The first Graduate School on Electrochemical Conversion & Materials (ECCM) will take place from 27th to 29th November 2019. This edition’s theme is Electrochemical hydrogen production and CO2 reduction. Pre-registration is possible until 11th October 2019.
There are only 50 places available, so we ask participants to pre-register by Friday 11th October. Around mid-October we will get in touch about your participation. Pre-register now.
PRACTICAL DETAILS OF THE GRADUATE SCHOOL
Date & time: Wednesday 27 November (late morning) – Friday 29 November 2019 (13pm)
Venue: Fletcher Hotel in Eerbeek
Participation fees include meals and accommodation:
PhD students and postdocs € 200
Industrial participants € 500
Posters can also be presented
Fundamentals of Electrochemistry – Marc Koper – Leiden University
Electrodes and Materials – Petra de Jongh – Utrecht University
Mass Transport and Membranes -Antoni Cuenca, Thijs de Groot – Eindhoven University of Technology & Nouryon
Impedance spectroscopy – Bernard Boukamp -University Twente
Spectroscopy and characterization – Soma Vesztergom -Eötvös Loránd University & University of Bern
Photoelectrochemistry – Jan-Philipp Hoffman -Eindhoven University of Technology
Fuel cells en electrolysers – Frans van Berkel -ECN part of TNO
Challenges of the Energy Transition – Paulien Herder – Delft University of Technology & 4TU.Energy

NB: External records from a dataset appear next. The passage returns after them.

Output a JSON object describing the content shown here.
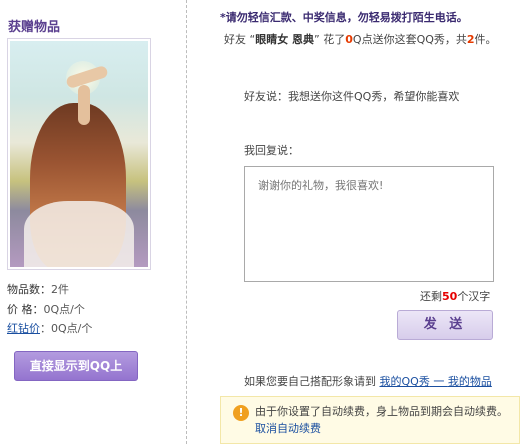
{
  "left": {
    "title": "获赠物品",
    "item_count_label": "物品数：",
    "item_count": "2件",
    "price_label": "价 格：",
    "price": "0Q点/个",
    "diamond_price_label": "红钻价",
    "diamond_price": "：0Q点/个",
    "show_button": "直接显示到QQ上"
  },
  "right": {
    "warning": "*请勿轻信汇款、中奖信息，勿轻易拨打陌生电话。",
    "intro_prefix": "好友 “",
    "friend_name": "眼睛女 恩典",
    "intro_mid": "” 花了",
    "cost": "0",
    "intro_mid2": "Q点送你这套QQ秀，共",
    "count": "2",
    "intro_suffix": "件。",
    "friend_says": "好友说：我想送你这件QQ秀，希望你能喜欢",
    "reply_label": "我回复说：",
    "reply_placeholder": "谢谢你的礼物，我很喜欢!",
    "remain_prefix": "还剩",
    "remain_count": "50",
    "remain_suffix": "个汉字",
    "send_button": "发 送",
    "match_text": "如果您要自己搭配形象请到",
    "my_qqshow_link": "我的QQ秀",
    "dash": " 一 ",
    "my_items_link": "我的物品",
    "notice_text": "由于你设置了自动续费，身上物品到期会自动续费。",
    "cancel_link": "取消自动续费"
  }
}
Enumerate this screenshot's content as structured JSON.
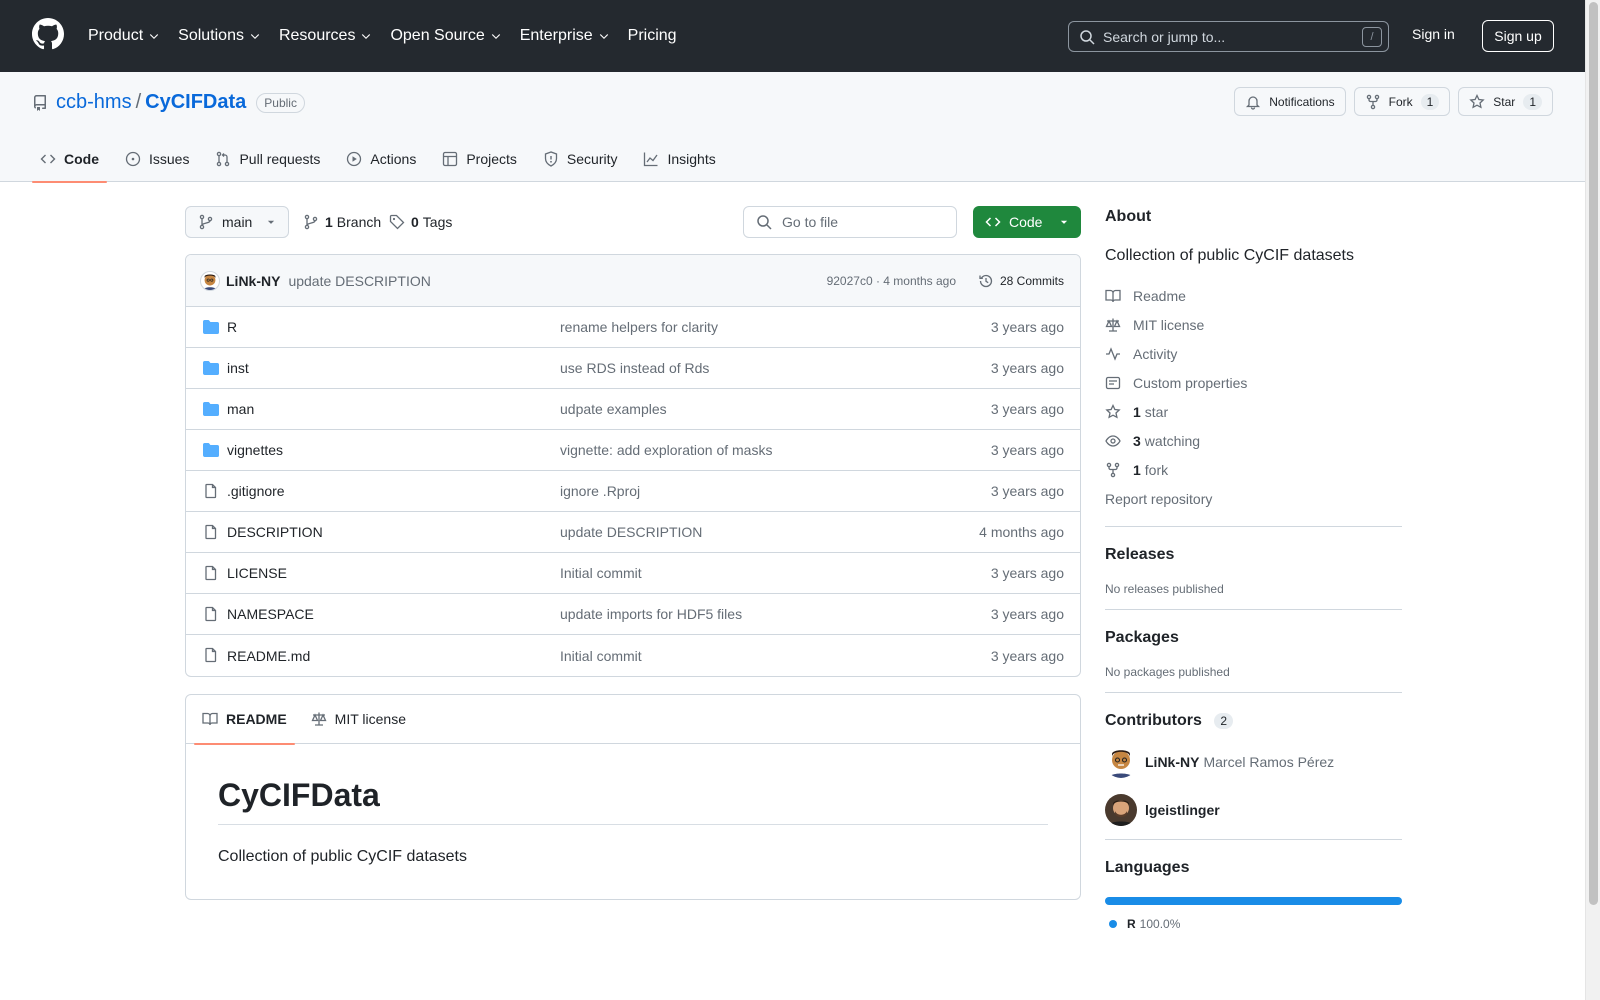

Pub Quiz – Thijs de Groot – Eindhoven University of Technology & Nouryon
The Graduate School aims at creating a strong national knowledge base in electrochemistry and materials, for academic researchers and industrial scientists.
Renewable electricity will play a prominent role in the transition to a low-carbon energy supply. This transition is facilitated by CO2 targets of national governments and requires extensive electrification. In the future, however, there will still be need for fuels (for aviation, shipping and heavy road transport), chemical products and materials. These activities and associated production processes are now responsible for more than 35% of global CO2 emissions. The big challenge at the moment is to produce these fuels and chemical products via renewable electricity, starting from biomass and/or CO2. Here electrochemical conversion and materials have a crucial role to play.
Also the problem of the imbalance between electricity production and consumption needs to be solved. Storage of electricity in batteries or similar systems is an optimal solution option; electrochemical production of chemicals as an energy carrier is another option. Electrochemical conversion is a promising option for long-term storage as this technology is easy scalable to the amount of incoming energy.